Task prompt: Exactly as written, repeat all of the records below.

Information shown:
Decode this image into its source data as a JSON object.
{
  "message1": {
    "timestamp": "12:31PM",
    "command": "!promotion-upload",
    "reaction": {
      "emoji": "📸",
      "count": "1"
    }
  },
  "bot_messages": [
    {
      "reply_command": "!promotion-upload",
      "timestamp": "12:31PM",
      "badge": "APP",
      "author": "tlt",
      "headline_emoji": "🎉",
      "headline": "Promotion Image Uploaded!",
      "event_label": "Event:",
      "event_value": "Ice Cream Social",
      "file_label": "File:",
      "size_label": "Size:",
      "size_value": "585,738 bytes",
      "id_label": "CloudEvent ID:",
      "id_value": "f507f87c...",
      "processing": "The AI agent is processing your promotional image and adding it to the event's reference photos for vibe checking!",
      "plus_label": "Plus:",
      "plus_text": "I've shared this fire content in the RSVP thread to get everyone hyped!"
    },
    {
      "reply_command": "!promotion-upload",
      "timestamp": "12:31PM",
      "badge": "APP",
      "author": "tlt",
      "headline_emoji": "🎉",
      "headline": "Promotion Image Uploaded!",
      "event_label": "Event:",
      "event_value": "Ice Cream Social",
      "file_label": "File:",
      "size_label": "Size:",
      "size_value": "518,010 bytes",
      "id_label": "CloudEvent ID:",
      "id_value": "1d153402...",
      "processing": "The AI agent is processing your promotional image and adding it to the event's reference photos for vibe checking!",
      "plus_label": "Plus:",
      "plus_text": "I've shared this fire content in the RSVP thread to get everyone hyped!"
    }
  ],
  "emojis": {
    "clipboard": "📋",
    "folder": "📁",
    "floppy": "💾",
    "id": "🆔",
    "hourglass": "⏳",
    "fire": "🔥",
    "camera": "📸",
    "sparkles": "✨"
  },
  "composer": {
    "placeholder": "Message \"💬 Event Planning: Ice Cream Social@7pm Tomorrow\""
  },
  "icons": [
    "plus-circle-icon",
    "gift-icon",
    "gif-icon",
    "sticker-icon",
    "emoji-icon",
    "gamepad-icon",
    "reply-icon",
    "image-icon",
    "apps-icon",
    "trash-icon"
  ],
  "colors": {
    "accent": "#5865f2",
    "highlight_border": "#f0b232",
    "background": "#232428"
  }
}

Response:
Decode this image into its source data as a JSON object.
{
  "message1": {
    "timestamp": "12:31PM",
    "command": "!promotion-upload",
    "reaction": {
      "emoji": "📸",
      "count": "1"
    }
  },
  "bot_messages": [
    {
      "reply_command": "!promotion-upload",
      "timestamp": "12:31PM",
      "badge": "APP",
      "author": "tlt",
      "headline_emoji": "🎉",
      "headline": "Promotion Image Uploaded!",
      "event_label": "Event:",
      "event_value": "Ice Cream Social",
      "file_label": "File:",
      "size_label": "Size:",
      "size_value": "585,738 bytes",
      "id_label": "CloudEvent ID:",
      "id_value": "f507f87c...",
      "processing": "The AI agent is processing your promotional image and adding it to the event's reference photos for vibe checking!",
      "plus_label": "Plus:",
      "plus_text": "I've shared this fire content in the RSVP thread to get everyone hyped!"
    },
    {
      "reply_command": "!promotion-upload",
      "timestamp": "12:31PM",
      "badge": "APP",
      "author": "tlt",
      "headline_emoji": "🎉",
      "headline": "Promotion Image Uploaded!",
      "event_label": "Event:",
      "event_value": "Ice Cream Social",
      "file_label": "File:",
      "size_label": "Size:",
      "size_value": "518,010 bytes",
      "id_label": "CloudEvent ID:",
      "id_value": "1d153402...",
      "processing": "The AI agent is processing your promotional image and adding it to the event's reference photos for vibe checking!",
      "plus_label": "Plus:",
      "plus_text": "I've shared this fire content in the RSVP thread to get everyone hyped!"
    }
  ],
  "emojis": {
    "clipboard": "📋",
    "folder": "📁",
    "floppy": "💾",
    "id": "🆔",
    "hourglass": "⏳",
    "fire": "🔥",
    "camera": "📸",
    "sparkles": "✨"
  },
  "composer": {
    "placeholder": "Message \"💬 Event Planning: Ice Cream Social@7pm Tomorrow\""
  },
  "icons": [
    "plus-circle-icon",
    "gift-icon",
    "gif-icon",
    "sticker-icon",
    "emoji-icon",
    "gamepad-icon",
    "reply-icon",
    "image-icon",
    "apps-icon",
    "trash-icon"
  ],
  "colors": {
    "accent": "#5865f2",
    "highlight_border": "#f0b232",
    "background": "#232428"
  }
}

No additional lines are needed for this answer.